Eight members of the Undergraduate Organizing Committee sent a letter to parents of undergraduates in late August, condemning a “crisis of mentorship” at Yale and claiming that the University falsely reported its student-faculty ratio in the U.S. News and World Report college rankings.

Citing statistics from a yet unpublished study conducted in 2002-03 by the Graduate Employees and Students Organization, the letter’s authors decried the University’s supposedly heavy reliance on non-tenure track and graduate instructors. Yale’s dependence on “transient” faculty and graduate instructors has hindered students’ ability to find advisors and adequately discuss course material, the students said in the letter.

Although all the signatories were UOC members, the authors said the letter was not an official UOC action.

According to the letter, 47 percent of faculty listed as primary instructors in the spring 2003 semester were non-tenure track and graduate instructors. The letter said Yale’s student-faculty ratio is 9.5 to 1, rather than the 7 to 1 ratio cited in U.S. News and World Report’s annual survey.

“The fact that Yale is falsifying its records to the U.S. News and World Report is something that people need to know,” UOC member Zachary Schwartz-Weinstein ’04 said.

Yale College Dean Richard Brodhead, who called the letter “dishonest,” said the students sent it without the administration’s knowledge or approval. Only 7 percent of classes have a graduate student as the primary instructor, he said.

“The numbers used in this letter are wholly inaccurate, and one can only think, misleading for a purpose,” History Department chairman Jon Butler said.

Schwartz-Weinstein said the UOC members decided to write the letter after they saw the GESO study’s statistics on percentages of “transient” or non-tenure track faculty — adjunct instructors, lectors, and graduate student teachers. The letter said GESO decided to conduct the study in response to the Committee on Yale College Education’s academic review, which was released in April. The review failed to address the increase in transient faculty teaching undergraduates, the letter said.

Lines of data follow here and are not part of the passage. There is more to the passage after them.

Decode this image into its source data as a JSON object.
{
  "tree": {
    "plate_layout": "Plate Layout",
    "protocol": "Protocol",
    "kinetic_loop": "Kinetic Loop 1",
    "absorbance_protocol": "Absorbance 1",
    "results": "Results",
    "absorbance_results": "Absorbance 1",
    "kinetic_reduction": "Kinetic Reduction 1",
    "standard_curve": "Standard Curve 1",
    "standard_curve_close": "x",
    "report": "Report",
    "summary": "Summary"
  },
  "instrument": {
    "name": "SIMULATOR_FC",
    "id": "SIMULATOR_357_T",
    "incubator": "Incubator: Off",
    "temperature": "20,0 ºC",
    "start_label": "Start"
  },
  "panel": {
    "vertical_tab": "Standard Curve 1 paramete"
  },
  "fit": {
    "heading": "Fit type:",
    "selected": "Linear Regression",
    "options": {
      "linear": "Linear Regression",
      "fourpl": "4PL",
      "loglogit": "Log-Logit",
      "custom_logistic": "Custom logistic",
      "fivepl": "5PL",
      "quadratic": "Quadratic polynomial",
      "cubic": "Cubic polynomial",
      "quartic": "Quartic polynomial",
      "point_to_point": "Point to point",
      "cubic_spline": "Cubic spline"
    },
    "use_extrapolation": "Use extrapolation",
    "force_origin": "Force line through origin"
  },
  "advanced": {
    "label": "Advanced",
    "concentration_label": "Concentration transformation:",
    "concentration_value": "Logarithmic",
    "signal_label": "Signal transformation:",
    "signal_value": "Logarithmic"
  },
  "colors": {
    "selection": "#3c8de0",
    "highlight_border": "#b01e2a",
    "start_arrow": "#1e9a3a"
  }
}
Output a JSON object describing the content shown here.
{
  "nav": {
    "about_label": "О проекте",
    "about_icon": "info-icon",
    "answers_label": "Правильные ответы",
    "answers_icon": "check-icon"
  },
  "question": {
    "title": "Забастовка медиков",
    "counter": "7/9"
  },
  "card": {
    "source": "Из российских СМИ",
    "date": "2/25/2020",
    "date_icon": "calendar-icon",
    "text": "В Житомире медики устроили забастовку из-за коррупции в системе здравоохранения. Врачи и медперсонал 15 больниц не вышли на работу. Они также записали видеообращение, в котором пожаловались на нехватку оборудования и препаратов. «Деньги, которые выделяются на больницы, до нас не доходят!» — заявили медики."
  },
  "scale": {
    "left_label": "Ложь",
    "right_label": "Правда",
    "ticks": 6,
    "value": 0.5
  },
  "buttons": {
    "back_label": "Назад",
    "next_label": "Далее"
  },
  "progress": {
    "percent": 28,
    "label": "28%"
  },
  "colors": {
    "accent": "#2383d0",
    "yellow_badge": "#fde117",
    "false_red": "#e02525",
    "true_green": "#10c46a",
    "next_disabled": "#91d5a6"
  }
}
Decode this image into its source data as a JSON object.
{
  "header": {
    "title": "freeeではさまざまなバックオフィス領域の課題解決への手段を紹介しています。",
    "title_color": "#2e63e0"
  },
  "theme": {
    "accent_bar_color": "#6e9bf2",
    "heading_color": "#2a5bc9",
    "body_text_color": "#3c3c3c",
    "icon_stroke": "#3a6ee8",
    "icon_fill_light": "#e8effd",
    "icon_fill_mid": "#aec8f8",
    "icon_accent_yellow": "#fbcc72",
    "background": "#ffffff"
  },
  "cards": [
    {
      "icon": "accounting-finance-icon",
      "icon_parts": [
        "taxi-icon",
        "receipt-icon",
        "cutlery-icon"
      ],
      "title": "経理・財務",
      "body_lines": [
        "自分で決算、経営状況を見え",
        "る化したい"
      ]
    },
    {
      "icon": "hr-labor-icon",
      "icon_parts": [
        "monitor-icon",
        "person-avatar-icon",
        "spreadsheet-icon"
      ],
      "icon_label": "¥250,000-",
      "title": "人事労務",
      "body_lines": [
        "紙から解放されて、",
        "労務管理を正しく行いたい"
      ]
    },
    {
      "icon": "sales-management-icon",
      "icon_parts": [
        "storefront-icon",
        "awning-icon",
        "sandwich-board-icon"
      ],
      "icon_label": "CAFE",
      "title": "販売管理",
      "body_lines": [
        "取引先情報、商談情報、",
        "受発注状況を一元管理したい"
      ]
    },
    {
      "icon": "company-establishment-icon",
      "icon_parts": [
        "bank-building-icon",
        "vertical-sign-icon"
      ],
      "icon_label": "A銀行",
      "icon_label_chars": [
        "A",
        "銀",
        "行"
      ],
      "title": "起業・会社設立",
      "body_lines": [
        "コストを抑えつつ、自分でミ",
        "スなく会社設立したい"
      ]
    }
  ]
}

Butler said the History Department does not depend on graduate students to fill out its curriculum, but instead awards them the chance to teach seminars and sections as part of their own training. Even so, Butler said the majority of the responsibility for course design and instruction still lies in the hands of the professor.

But GESO Chairwoman Anita Seth GRD ’05 said the statistics Yale provides overlook the needs of undergraduates. She said GESO used available public information, such as the course catalogue, when compiling the data for its study.

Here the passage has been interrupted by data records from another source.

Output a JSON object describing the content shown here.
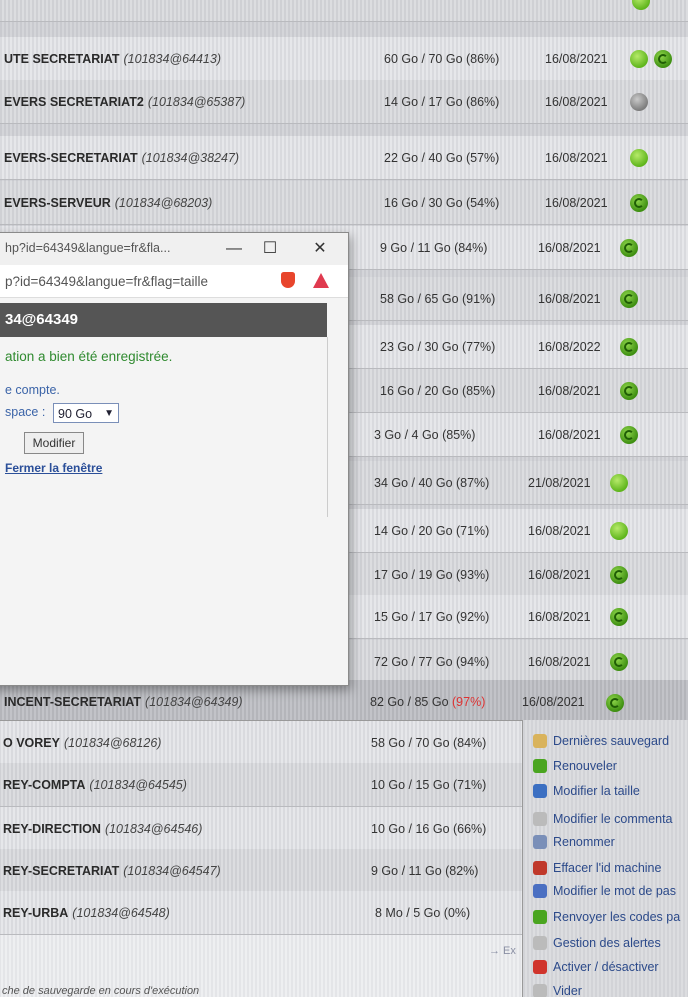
{
  "top_rows": [
    {
      "name": "UTE SECRETARIAT",
      "id": "(101834@64413)",
      "usage": "60 Go / 70 Go (86%)",
      "date": "16/08/2021",
      "status": "green-renew"
    },
    {
      "name": "EVERS SECRETARIAT2",
      "id": "(101834@65387)",
      "usage": "14 Go / 17 Go (86%)",
      "date": "16/08/2021",
      "status": "grey"
    },
    {
      "name": "EVERS-SECRETARIAT",
      "id": "(101834@38247)",
      "usage": "22 Go / 40 Go (57%)",
      "date": "16/08/2021",
      "status": "green"
    },
    {
      "name": "EVERS-SERVEUR",
      "id": "(101834@68203)",
      "usage": "16 Go / 30 Go (54%)",
      "date": "16/08/2021",
      "status": "renew"
    },
    {
      "name": "",
      "id": "",
      "usage": "9 Go / 11 Go (84%)",
      "date": "16/08/2021",
      "status": "renew"
    },
    {
      "name": "",
      "id": "",
      "usage": "58 Go / 65 Go (91%)",
      "date": "16/08/2021",
      "status": "renew"
    },
    {
      "name": "",
      "id": "",
      "usage": "23 Go / 30 Go (77%)",
      "date": "16/08/2022",
      "status": "renew"
    },
    {
      "name": "",
      "id": "",
      "usage": "16 Go / 20 Go (85%)",
      "date": "16/08/2021",
      "status": "renew"
    },
    {
      "name": "",
      "id": "",
      "usage": "3 Go / 4 Go (85%)",
      "date": "16/08/2021",
      "status": "renew"
    },
    {
      "name": "",
      "id": "",
      "usage": "34 Go / 40 Go (87%)",
      "date": "21/08/2021",
      "status": "green"
    },
    {
      "name": "",
      "id": "",
      "usage": "14 Go / 20 Go (71%)",
      "date": "16/08/2021",
      "status": "green"
    },
    {
      "name": "",
      "id": "",
      "usage": "17 Go / 19 Go (93%)",
      "date": "16/08/2021",
      "status": "renew"
    },
    {
      "name": "",
      "id": "",
      "usage": "15 Go / 17 Go (92%)",
      "date": "16/08/2021",
      "status": "renew"
    },
    {
      "name": "",
      "id": "",
      "usage": "72 Go / 77 Go (94%)",
      "date": "16/08/2021",
      "status": "renew"
    }
  ],
  "selected_row": {
    "name": "INCENT-SECRETARIAT",
    "id": "(101834@64349)",
    "usage_main": "82 Go / 85 Go",
    "usage_pct": "(97%)",
    "date": "16/08/2021"
  },
  "lower_rows": [
    {
      "name": "O VOREY",
      "id": "(101834@68126)",
      "usage": "58 Go / 70 Go (84%)"
    },
    {
      "name": "REY-COMPTA",
      "id": "(101834@64545)",
      "usage": "10 Go / 15 Go (71%)"
    },
    {
      "name": "REY-DIRECTION",
      "id": "(101834@64546)",
      "usage": "10 Go / 16 Go (66%)"
    },
    {
      "name": "REY-SECRETARIAT",
      "id": "(101834@64547)",
      "usage": "9 Go / 11 Go (82%)"
    },
    {
      "name": "REY-URBA",
      "id": "(101834@64548)",
      "usage": "8 Mo / 5 Go (0%)"
    }
  ],
  "context_menu": [
    {
      "label": "Dernières sauvegard",
      "icon": "folder-icon",
      "color": "#d9b35c"
    },
    {
      "label": "Renouveler",
      "icon": "renew-icon",
      "color": "#4aa520"
    },
    {
      "label": "Modifier la taille",
      "icon": "resize-icon",
      "color": "#3b6fc2"
    },
    {
      "label": "Modifier le commenta",
      "icon": "comment-icon",
      "color": "#bbbbbb"
    },
    {
      "label": "Renommer",
      "icon": "rename-icon",
      "color": "#7a8fb8"
    },
    {
      "label": "Effacer l'id machine",
      "icon": "erase-icon",
      "color": "#c0392b"
    },
    {
      "label": "Modifier le mot de pas",
      "icon": "key-icon",
      "color": "#4a6fc2"
    },
    {
      "label": "Renvoyer les codes pa",
      "icon": "send-icon",
      "color": "#4aa520"
    },
    {
      "label": "Gestion des alertes",
      "icon": "alert-icon",
      "color": "#bbbbbb"
    },
    {
      "label": "Activer / désactiver",
      "icon": "power-icon",
      "color": "#d0342c"
    },
    {
      "label": "Vider",
      "icon": "empty-icon",
      "color": "#bbbbbb"
    }
  ],
  "popup": {
    "title": "hp?id=64349&langue=fr&fla...",
    "url": "p?id=64349&langue=fr&flag=taille",
    "header": "34@64349",
    "message": "ation a bien été enregistrée.",
    "label_account": "e compte.",
    "label_space": "space :",
    "space_value": "90 Go",
    "modify_button": "Modifier",
    "close_link": "Fermer la fenêtre",
    "min_glyph": "—",
    "max_glyph": "☐",
    "close_glyph": "✕"
  },
  "footer": "che de sauvegarde en cours d'exécution",
  "expand_text": "→ Ex"
}
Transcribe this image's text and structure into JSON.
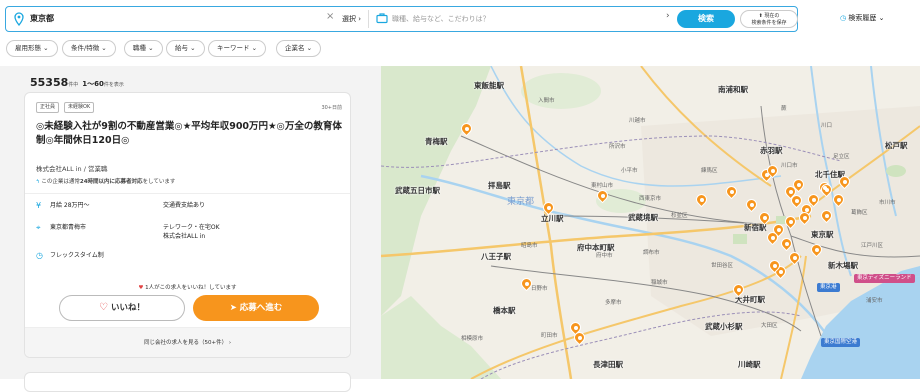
{
  "search": {
    "location": "東京都",
    "select_label": "選択",
    "keyword_placeholder": "職種、給与など、こだわりは？",
    "search_button": "検索",
    "save_line1": "現在の",
    "save_line2": "検索条件を保存",
    "history_label": "検索履歴"
  },
  "filters": [
    "雇用形態",
    "条件/特徴",
    "職種",
    "給与",
    "キーワード",
    "企業名"
  ],
  "results": {
    "count": "55358",
    "count_unit": "件中",
    "range": "1〜60",
    "range_unit": "件を表示"
  },
  "job": {
    "tags": [
      "正社員",
      "未経験OK"
    ],
    "posted": "30+日前",
    "title": "◎未経験入社が9割の不動産営業◎★平均年収900万円★◎万全の教育体制◎年間休日120日◎",
    "company": "株式会社ALL in / 営業職",
    "response_prefix": "この企業は通常",
    "response_bold": "24時間以内に応募者対応",
    "response_suffix": "をしています",
    "salary": "月給 28万円〜",
    "transport": "交通費支給あり",
    "location": "東京都青梅市",
    "remote": "テレワーク・在宅OK",
    "company_short": "株式会社ALL in",
    "shift": "フレックスタイム制",
    "likes_text": "1人がこの求人をいいね！しています",
    "like_button": "いいね！",
    "apply_button": "応募へ進む",
    "same_company": "同じ会社の求人を見る（50+件）"
  },
  "map": {
    "stations": [
      "東飯能駅",
      "南浦和駅",
      "青梅駅",
      "赤羽駅",
      "北千住駅",
      "松戸駅",
      "拝島駅",
      "武蔵五日市駅",
      "立川駅",
      "武蔵境駅",
      "新宿駅",
      "府中本町駅",
      "八王子駅",
      "新木場駅",
      "橋本駅",
      "大井町駅",
      "武蔵小杉駅",
      "長津田駅",
      "川崎駅",
      "東京駅"
    ],
    "areas": [
      "入間市",
      "所沢市",
      "川口市",
      "東村山市",
      "昭島市",
      "日野市",
      "多摩市",
      "町田市",
      "稲城市",
      "相模原市",
      "西東京市",
      "世田谷区",
      "杉並区",
      "市川市",
      "江戸川区",
      "大田区",
      "川越市",
      "川口",
      "蕨",
      "練馬区",
      "小平市",
      "府中市",
      "調布市",
      "足立区",
      "葛飾区",
      "浦安市"
    ],
    "prefecture_label": "東京都",
    "poi_disney": "東京ディズニーランド",
    "poi_airport": "東京国際空港",
    "poi_tokyo": "東京港"
  },
  "colors": {
    "accent": "#1aa7df",
    "apply": "#f7951d",
    "pin": "#f7951d"
  }
}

“To include the people who are not here on a permanent basis gives a mischaracterization,” she said. “If you are looking at advising — there’s a very different role that full-time faculty play.”

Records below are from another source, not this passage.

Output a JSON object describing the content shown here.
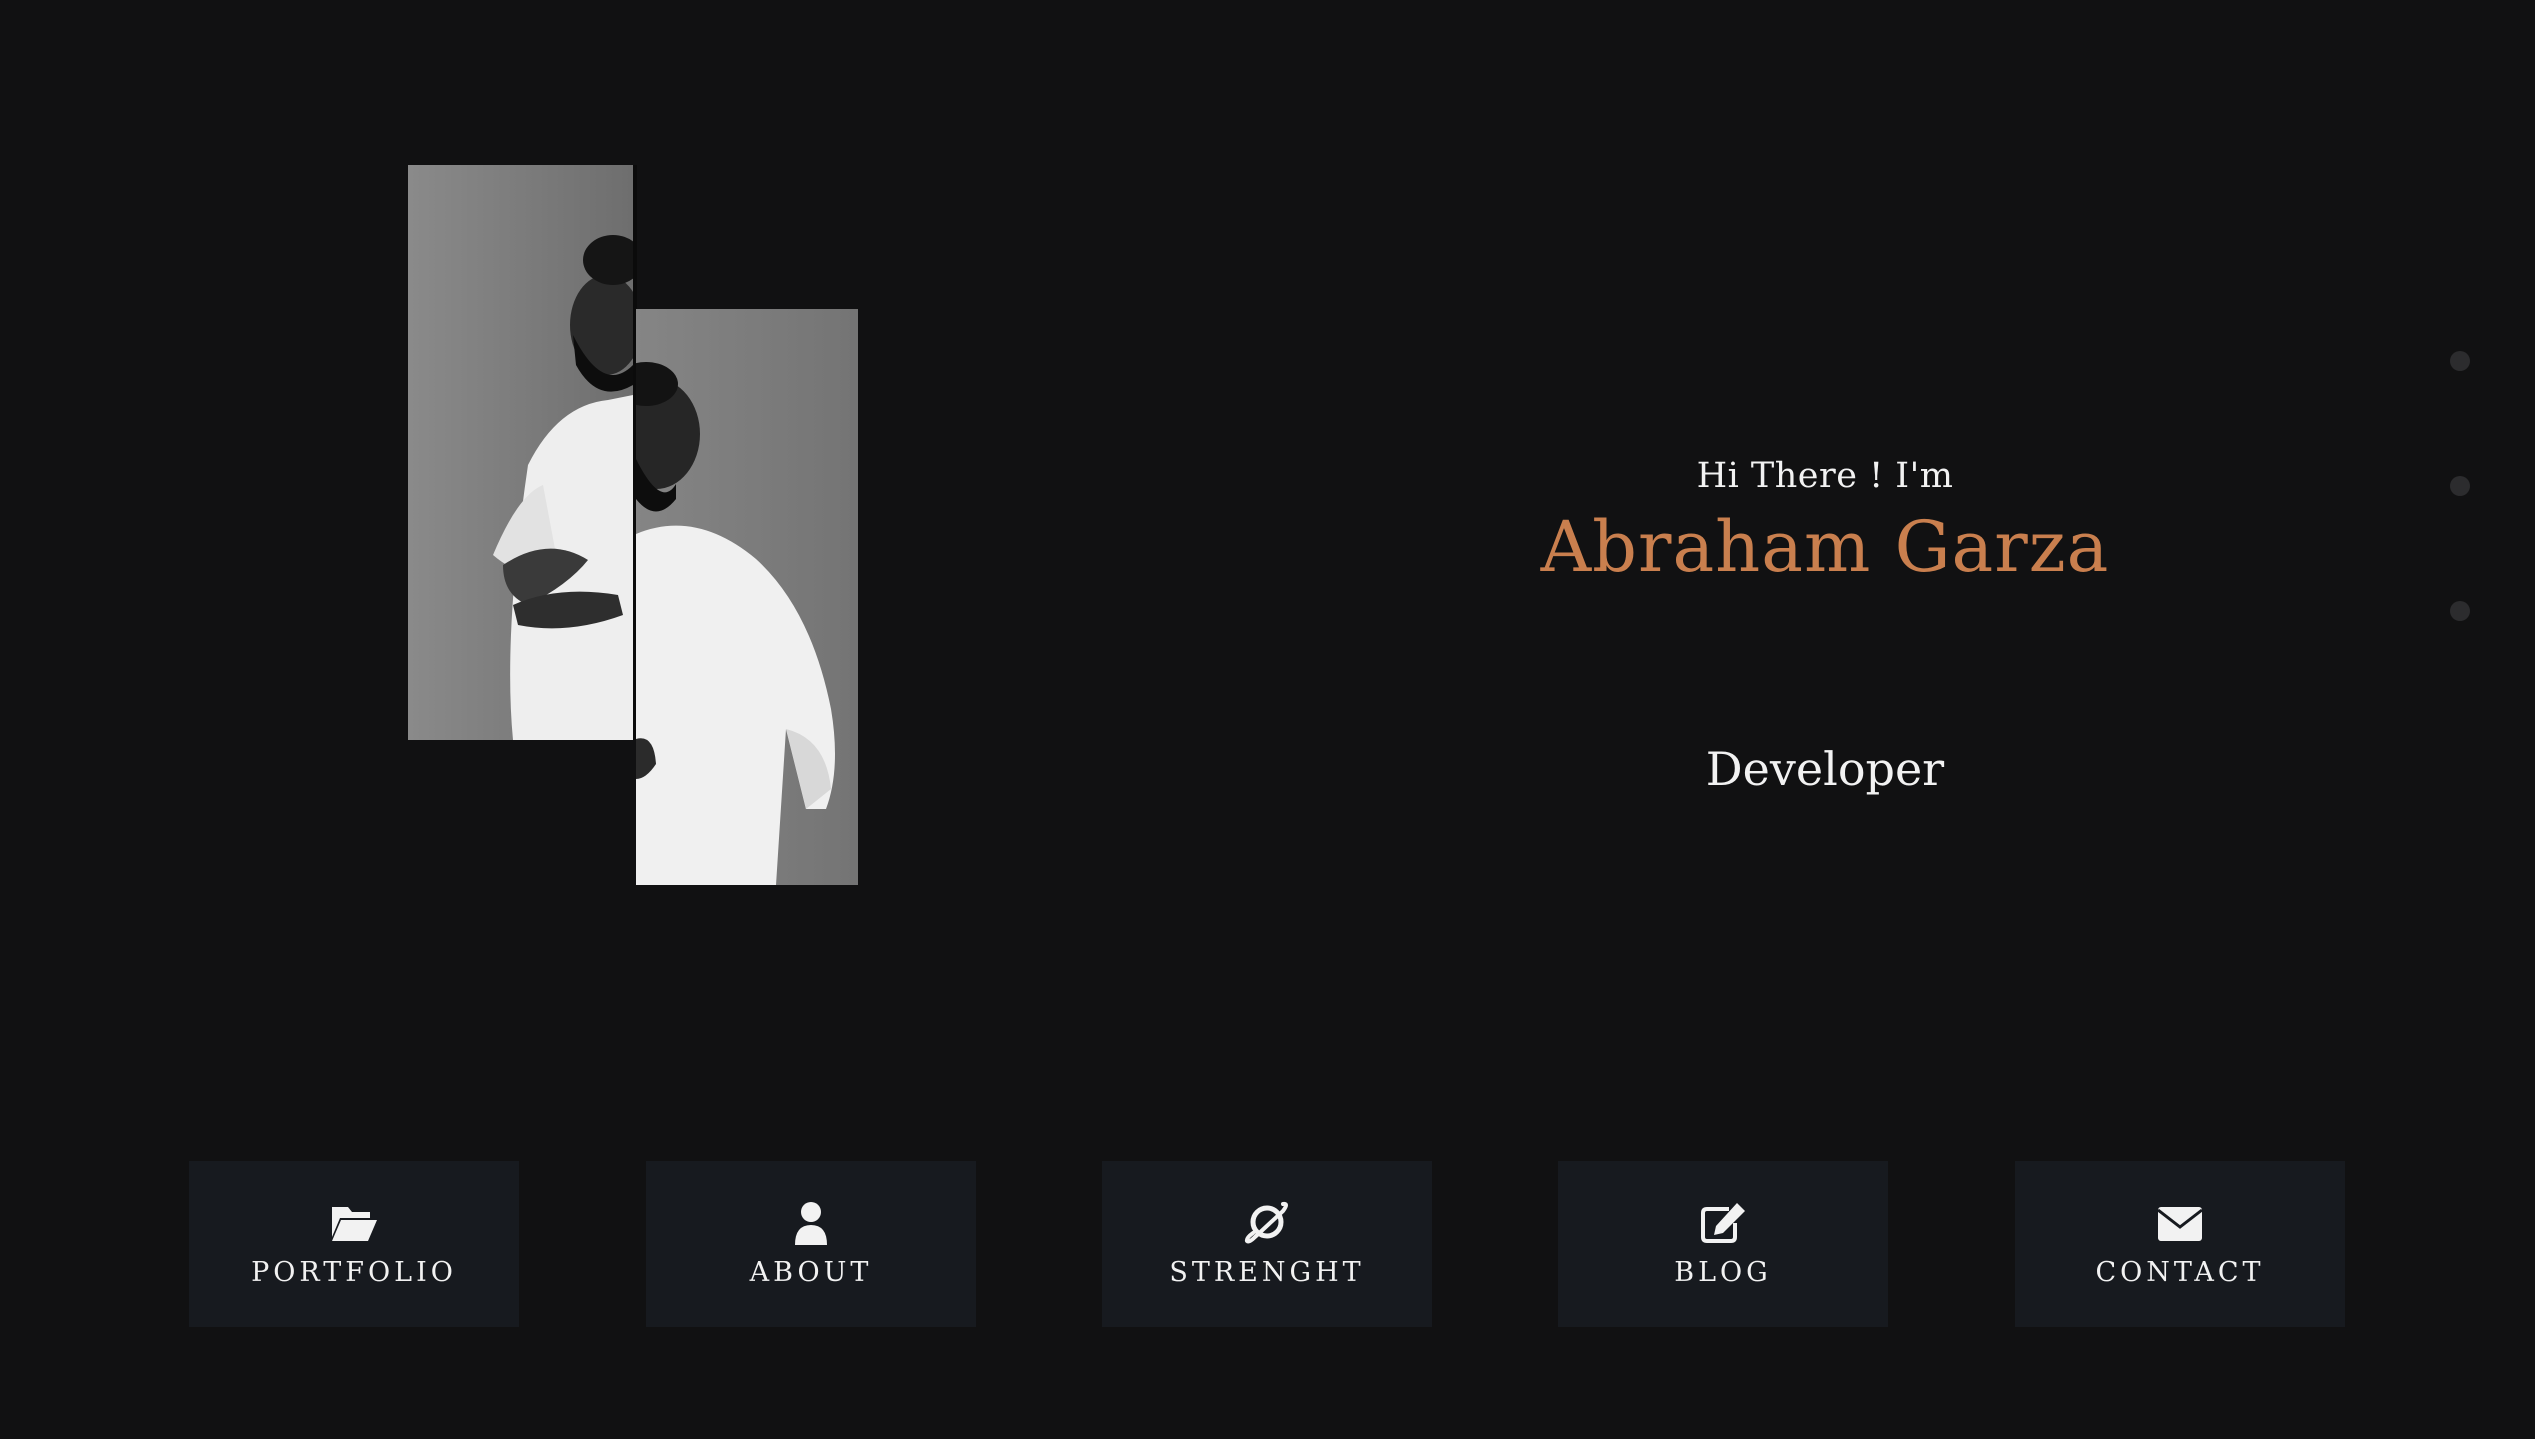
{
  "hero": {
    "greeting": "Hi There ! I'm",
    "name": "Abraham Garza",
    "role": "Developer"
  },
  "nav": [
    {
      "label": "PORTFOLIO",
      "icon": "folder-open-icon"
    },
    {
      "label": "ABOUT",
      "icon": "user-icon"
    },
    {
      "label": "STRENGHT",
      "icon": "planet-ring-icon"
    },
    {
      "label": "BLOG",
      "icon": "edit-icon"
    },
    {
      "label": "CONTACT",
      "icon": "envelope-icon"
    }
  ],
  "colors": {
    "background": "#111112",
    "accent": "#c97f4e",
    "tile": "#171a1f",
    "text": "#f2f2f2",
    "dot": "#2c2c2e"
  }
}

GESO published a similar report in 1999 entitled “Casual in Blue,” which also addressed concerns about Yale’s dependence on non-ladder faculty.

The letter’s use of the term “transient” also drew harsh criticism from Brodhead. Non-ladder faculty include whole ranks of lectors and senior lectors, many of whom have several-year contracts, Brodhead said.

“The word ‘transient’ is an extremely obnoxious and inappropriate word in this context,” he said.

Butler said the History Department views its lector contracts, which range from one to three years in length and are frequently renewed, as long-term relationships. Yale also sponsors visiting professors to give students access to distinguished scholars, he added.

GESO member Brenda Carter GRD ’04, who directed research for the study, acknowledged that lectors are frequently more permanent fixtures at Yale. Nevertheless, she said these non-ladder faculty are at a disadvantage.

“There’s a real problem with the academic freedom that people in jobs like that actually have,” she said. “Your relationship with the administration is actually very different than a faculty with tenure.”

Carter said even though she is a graduate student, she is still concerned about the quality of undergraduate education. She and Seth said the welfare of undergraduate and graduate students are more related than most people think.

“Our working conditions are your learning conditions,” Seth said. “When we have more resources and more control over our working environment, you have better learning conditions.”

To that end, the letter said the two groups are planning to co-sponsor forums in major cities across the United States to address issues raised by the letter. It asked parents to return an enclosed postcard if they wanted more information. UOC member Joshua Eidelson ’06 said the group has received a good number of postcards from parents.

Brodhead, however, said he received no questions or comments at a panel discussion for 500 parents held the Friday freshmen arrived.

“I think people were not worried about it because it was simply not true,” he said.